##### Input data

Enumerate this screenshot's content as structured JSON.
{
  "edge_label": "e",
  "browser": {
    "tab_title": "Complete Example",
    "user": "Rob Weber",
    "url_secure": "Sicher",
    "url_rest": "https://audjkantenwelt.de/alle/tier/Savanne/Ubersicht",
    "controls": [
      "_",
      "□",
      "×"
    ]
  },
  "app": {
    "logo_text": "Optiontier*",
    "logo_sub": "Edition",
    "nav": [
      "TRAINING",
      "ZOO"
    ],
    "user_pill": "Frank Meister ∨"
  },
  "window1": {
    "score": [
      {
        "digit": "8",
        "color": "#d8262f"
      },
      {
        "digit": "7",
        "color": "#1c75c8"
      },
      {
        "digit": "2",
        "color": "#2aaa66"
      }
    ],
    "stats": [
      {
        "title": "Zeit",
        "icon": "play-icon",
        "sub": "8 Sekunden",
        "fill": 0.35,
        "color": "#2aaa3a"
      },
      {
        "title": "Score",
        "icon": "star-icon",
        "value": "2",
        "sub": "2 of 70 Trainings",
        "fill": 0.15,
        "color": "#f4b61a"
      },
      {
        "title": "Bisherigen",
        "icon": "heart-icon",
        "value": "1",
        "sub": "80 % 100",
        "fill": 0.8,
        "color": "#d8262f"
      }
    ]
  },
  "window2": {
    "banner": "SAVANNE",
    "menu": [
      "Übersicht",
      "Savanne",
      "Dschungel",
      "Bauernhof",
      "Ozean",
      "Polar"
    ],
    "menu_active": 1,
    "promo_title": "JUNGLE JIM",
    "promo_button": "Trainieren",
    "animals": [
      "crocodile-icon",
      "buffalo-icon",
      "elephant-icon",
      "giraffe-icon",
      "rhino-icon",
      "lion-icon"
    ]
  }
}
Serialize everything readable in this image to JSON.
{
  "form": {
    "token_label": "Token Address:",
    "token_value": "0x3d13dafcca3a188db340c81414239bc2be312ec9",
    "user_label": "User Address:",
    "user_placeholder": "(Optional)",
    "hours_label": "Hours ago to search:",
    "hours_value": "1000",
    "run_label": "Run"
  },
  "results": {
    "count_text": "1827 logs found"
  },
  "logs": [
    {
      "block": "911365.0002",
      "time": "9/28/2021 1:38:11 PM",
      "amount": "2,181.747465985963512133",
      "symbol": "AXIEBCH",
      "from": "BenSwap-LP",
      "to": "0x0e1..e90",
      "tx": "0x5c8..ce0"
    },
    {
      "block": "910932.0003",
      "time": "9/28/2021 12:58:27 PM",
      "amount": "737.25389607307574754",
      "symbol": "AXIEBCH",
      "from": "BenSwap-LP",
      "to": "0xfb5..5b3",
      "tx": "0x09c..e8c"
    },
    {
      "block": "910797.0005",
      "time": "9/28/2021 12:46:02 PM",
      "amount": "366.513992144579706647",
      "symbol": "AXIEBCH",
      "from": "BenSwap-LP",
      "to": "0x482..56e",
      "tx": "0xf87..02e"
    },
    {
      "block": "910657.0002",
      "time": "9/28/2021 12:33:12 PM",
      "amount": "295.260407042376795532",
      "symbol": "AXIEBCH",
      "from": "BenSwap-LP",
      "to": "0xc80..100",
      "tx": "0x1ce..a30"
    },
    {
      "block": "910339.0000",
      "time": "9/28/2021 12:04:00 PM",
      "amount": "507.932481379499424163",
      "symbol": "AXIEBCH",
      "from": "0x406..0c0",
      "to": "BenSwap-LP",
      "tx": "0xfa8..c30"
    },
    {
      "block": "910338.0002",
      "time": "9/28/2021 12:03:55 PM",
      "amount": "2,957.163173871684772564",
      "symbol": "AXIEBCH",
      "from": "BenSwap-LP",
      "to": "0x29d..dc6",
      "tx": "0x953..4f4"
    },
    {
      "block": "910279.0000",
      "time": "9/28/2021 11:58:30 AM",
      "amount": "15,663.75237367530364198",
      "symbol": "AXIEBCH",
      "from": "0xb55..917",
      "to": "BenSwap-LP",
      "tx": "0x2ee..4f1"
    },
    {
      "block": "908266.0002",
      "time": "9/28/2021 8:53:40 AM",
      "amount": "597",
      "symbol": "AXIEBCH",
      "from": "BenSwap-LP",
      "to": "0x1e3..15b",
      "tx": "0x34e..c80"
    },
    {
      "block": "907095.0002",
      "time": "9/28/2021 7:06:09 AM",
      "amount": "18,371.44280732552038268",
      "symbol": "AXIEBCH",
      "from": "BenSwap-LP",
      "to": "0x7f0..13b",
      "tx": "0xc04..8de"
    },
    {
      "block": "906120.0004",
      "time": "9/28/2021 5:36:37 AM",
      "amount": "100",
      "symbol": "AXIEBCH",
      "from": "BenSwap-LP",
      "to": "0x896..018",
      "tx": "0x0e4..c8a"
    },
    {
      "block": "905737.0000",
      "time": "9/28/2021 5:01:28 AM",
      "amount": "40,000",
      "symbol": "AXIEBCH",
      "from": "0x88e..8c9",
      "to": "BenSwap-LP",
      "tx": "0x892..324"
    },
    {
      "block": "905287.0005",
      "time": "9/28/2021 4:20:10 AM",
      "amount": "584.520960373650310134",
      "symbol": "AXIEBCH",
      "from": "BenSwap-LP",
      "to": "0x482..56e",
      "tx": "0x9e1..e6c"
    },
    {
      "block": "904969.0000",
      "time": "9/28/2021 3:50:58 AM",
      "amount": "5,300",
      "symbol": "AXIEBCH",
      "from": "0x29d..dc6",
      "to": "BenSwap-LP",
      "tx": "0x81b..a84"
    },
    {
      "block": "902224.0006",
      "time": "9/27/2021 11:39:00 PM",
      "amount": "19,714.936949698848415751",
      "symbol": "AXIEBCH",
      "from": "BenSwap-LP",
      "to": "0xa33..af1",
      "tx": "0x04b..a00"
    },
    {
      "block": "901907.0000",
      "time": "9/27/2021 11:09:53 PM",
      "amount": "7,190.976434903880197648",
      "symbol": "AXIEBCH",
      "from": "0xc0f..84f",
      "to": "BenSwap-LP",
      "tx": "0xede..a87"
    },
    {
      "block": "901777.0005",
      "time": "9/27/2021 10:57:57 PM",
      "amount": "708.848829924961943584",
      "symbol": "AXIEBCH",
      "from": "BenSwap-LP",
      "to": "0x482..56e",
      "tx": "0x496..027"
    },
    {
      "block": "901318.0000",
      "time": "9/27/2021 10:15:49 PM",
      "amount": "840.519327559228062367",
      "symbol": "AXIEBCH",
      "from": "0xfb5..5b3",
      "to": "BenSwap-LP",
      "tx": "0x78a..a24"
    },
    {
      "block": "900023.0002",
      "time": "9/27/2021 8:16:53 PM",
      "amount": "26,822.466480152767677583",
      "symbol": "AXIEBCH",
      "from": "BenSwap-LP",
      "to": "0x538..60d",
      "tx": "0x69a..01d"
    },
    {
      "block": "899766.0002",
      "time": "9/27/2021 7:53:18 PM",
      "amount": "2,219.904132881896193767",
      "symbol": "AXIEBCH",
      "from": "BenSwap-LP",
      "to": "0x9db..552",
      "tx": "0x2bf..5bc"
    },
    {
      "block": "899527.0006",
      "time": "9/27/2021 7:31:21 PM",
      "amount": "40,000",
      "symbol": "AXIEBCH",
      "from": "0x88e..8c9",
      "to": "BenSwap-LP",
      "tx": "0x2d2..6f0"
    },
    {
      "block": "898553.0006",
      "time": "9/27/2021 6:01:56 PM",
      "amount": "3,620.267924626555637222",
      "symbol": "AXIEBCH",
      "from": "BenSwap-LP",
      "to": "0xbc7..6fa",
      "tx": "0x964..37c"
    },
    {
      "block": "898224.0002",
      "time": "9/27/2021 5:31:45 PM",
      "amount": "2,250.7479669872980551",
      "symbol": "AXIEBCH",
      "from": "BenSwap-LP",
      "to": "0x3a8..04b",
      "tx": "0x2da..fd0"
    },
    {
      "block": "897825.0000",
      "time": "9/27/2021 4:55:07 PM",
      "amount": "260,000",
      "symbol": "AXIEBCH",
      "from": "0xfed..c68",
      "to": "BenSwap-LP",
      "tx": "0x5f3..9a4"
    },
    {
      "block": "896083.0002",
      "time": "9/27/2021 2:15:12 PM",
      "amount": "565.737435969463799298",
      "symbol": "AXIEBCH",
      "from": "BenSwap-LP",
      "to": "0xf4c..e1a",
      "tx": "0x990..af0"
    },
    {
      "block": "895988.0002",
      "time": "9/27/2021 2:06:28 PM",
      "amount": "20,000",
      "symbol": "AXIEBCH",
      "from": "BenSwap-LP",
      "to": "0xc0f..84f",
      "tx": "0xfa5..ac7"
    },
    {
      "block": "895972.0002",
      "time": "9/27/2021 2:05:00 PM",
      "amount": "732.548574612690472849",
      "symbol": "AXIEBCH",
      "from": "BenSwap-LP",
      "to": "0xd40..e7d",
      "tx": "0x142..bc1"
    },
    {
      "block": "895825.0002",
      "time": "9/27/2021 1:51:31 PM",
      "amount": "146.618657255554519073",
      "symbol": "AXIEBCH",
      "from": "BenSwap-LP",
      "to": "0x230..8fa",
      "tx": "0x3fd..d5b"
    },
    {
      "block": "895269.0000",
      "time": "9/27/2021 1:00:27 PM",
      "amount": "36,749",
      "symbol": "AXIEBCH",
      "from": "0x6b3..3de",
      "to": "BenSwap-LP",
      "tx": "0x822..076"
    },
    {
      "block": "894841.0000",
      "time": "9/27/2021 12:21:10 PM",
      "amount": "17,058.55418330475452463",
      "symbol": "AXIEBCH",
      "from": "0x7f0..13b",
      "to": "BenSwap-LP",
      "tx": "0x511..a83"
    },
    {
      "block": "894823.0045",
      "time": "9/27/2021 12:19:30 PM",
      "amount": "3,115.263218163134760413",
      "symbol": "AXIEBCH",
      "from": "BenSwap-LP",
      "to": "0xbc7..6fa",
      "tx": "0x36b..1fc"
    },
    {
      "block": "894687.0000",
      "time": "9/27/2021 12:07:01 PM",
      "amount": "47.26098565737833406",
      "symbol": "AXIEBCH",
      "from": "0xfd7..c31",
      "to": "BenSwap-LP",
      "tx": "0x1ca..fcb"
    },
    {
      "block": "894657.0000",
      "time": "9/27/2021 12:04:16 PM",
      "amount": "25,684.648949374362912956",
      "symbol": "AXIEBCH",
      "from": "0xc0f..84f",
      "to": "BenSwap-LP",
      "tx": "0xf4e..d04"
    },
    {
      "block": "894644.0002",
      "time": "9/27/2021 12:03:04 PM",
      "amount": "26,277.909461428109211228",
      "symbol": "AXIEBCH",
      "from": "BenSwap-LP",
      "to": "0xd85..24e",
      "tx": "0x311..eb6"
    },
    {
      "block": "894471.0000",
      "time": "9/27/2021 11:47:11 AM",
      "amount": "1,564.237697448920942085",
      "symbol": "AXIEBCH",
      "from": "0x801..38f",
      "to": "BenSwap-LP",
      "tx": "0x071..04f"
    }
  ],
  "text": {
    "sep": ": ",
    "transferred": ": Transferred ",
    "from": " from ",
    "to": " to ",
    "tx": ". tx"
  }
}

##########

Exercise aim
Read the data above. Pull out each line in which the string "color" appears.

Response area
        "color": "#d8262f"
        "color": "#1c75c8"
        "color": "#2aaa66"
        "color": "#2aaa3a"
        "color": "#f4b61a"
        "color": "#d8262f"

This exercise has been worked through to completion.